Monday, 19 October 2015

Beach House -Thank Your Lucky Stars Album Review

When is a surprise album not really a surprise? Probably when it joins an ever increasing list of them over the last 3 or for years. From Wilco to Drake, Radiohead to Beyonce surprise albums are becoming less of a surprise every time another clunks out. This surprise album however is by far the most surprising. Why does this record exist? Two scenarios could have occurred and both are equally baffling. One if Beach House recorded this album alongside their 2 months old effort Depression Cherry there is the question of why bother with 2 albums that would purely statistically be worse than one. The other scenario is them rushing to release a 2nd album over a time period that must have been a little over a month. Both are confusing but one of the main reasons for the success of the surprise album is in its instantaneousness. Gone are the need to release a single, wait, release a video for that song, wait, announce and complete a pre album tour and hype your upcoming release at the biggest festivals and in my opinion most importantly gone is the need to answer endless monotonous questions about Taylor Swift and Kanye West to place yourself in the right demographic for people to head out on release date...and probably pirate your album anyway. The surprise album gives a freedom from this and allows a group to solely place their music as the focus and for this the surprise album is admirable.

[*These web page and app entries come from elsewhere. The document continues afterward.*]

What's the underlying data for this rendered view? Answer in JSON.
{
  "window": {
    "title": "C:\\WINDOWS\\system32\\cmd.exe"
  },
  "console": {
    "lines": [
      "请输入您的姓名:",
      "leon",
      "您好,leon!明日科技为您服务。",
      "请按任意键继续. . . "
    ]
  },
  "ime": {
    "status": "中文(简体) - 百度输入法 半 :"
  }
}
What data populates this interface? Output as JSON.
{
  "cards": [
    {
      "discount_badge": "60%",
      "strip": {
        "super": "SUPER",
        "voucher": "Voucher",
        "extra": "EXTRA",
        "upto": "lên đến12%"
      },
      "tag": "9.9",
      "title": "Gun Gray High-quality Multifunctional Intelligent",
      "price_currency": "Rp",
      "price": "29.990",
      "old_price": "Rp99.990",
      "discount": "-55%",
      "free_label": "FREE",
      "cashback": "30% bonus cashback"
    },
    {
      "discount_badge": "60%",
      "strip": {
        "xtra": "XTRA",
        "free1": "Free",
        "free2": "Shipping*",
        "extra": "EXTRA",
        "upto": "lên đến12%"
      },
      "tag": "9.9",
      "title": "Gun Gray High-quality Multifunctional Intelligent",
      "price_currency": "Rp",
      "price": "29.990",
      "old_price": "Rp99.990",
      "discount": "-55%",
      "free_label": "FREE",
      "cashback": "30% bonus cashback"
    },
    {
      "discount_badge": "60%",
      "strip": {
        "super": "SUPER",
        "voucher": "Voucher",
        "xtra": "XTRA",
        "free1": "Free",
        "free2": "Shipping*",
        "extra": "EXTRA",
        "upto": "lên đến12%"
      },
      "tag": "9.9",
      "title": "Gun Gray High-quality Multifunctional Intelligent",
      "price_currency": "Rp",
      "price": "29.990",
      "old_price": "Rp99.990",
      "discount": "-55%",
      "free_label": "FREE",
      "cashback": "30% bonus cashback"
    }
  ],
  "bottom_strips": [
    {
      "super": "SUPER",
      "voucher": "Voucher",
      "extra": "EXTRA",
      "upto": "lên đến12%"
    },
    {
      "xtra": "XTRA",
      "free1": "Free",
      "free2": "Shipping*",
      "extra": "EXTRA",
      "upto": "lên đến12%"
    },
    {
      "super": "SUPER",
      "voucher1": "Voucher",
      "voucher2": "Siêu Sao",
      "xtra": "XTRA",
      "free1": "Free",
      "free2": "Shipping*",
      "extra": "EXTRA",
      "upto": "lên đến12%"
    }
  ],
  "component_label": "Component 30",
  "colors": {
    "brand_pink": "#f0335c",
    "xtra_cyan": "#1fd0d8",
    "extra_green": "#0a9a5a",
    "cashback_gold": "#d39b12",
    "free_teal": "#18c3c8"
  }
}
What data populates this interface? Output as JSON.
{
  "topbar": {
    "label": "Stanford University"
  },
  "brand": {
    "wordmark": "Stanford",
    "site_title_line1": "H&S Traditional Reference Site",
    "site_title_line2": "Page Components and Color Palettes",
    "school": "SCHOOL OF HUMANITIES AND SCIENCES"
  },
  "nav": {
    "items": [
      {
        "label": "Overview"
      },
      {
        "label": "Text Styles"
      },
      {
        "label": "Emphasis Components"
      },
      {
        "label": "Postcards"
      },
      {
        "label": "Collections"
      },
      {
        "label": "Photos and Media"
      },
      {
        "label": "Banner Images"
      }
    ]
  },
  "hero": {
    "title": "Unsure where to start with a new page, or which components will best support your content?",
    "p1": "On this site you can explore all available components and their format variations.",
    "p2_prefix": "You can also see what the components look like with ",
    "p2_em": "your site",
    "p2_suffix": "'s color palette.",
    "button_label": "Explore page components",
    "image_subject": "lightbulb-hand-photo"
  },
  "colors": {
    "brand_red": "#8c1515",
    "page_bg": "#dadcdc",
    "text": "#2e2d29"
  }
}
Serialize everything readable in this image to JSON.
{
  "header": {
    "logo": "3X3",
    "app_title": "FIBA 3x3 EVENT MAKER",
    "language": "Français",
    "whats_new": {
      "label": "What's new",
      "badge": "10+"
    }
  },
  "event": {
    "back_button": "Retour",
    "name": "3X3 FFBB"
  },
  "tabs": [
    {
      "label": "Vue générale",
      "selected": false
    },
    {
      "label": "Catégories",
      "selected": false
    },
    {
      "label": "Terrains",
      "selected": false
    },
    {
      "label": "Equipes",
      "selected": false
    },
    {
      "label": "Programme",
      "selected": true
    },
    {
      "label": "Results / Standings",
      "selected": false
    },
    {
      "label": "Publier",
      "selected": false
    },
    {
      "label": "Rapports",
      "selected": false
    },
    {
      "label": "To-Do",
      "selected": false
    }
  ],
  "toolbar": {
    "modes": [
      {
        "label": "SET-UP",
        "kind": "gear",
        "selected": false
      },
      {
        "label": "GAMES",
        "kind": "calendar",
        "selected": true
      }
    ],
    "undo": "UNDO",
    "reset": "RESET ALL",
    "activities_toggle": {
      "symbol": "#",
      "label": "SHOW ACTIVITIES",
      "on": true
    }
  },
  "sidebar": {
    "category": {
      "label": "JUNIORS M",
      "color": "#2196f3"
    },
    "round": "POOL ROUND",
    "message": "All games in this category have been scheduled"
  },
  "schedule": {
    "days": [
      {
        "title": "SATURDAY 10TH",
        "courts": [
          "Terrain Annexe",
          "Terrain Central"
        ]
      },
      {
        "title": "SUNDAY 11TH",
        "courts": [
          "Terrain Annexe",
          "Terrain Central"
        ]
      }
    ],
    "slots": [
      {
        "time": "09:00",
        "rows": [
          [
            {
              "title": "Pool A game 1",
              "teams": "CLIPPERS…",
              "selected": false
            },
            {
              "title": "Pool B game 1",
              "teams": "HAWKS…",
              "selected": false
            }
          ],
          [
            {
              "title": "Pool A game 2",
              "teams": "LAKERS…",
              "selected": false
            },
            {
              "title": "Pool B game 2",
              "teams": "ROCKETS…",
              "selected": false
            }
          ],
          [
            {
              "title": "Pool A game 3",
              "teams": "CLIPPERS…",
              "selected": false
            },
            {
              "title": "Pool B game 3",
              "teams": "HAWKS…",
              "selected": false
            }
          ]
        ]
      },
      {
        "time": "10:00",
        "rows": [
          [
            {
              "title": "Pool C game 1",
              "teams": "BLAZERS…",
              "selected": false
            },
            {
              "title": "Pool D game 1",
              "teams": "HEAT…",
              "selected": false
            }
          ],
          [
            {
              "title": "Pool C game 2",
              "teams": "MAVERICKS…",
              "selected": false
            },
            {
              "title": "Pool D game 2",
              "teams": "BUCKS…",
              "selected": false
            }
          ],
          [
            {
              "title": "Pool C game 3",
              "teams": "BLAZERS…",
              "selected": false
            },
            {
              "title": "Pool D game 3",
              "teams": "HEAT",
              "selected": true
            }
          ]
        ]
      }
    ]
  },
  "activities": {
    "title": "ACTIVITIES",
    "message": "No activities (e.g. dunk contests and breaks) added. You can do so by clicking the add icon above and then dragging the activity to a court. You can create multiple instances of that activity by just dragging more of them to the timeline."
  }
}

Unfortunately for Beach House focusing on the music exposes many of the frailties of the group. Their dream pop frothiness has by now over the course of the previous albums reached the highest peak it will ever hit and for this band to ever reach any sort of higher status they must deviate.

However 'Thank Your Lucky Stars' is not the album in which this happens.

The album does have many highs. The organ sounds throughout are nothing short of exquisite and some of the songs do stand out as notable. In particular tracks like 'All Your Yeahs' show them at their staple dream pop peak with a great musical breaks that you can really get carried away with and float on. The partner pieces 'The Traveller' and 'Elegy to the Void' are certainly the highlights of the record. Musically and lyrically they hit all the right place and Legrands vocals are at their best even approaching a different sort of sound that would be excellent to hear more of.

The rest of this album unimpressed me. With a lot of filler very few tracks hit any sort of memorableness.

This record is a real shame, its not untruthful in saying that taking the best of this album and Depression Cherry could have produced a really excellent album but instead we are left with 2 average albums, a lot of question and no way in sight for Beach House to match or better 'Teen Dream.'

Dominic Allan

No comments:

Post a Comment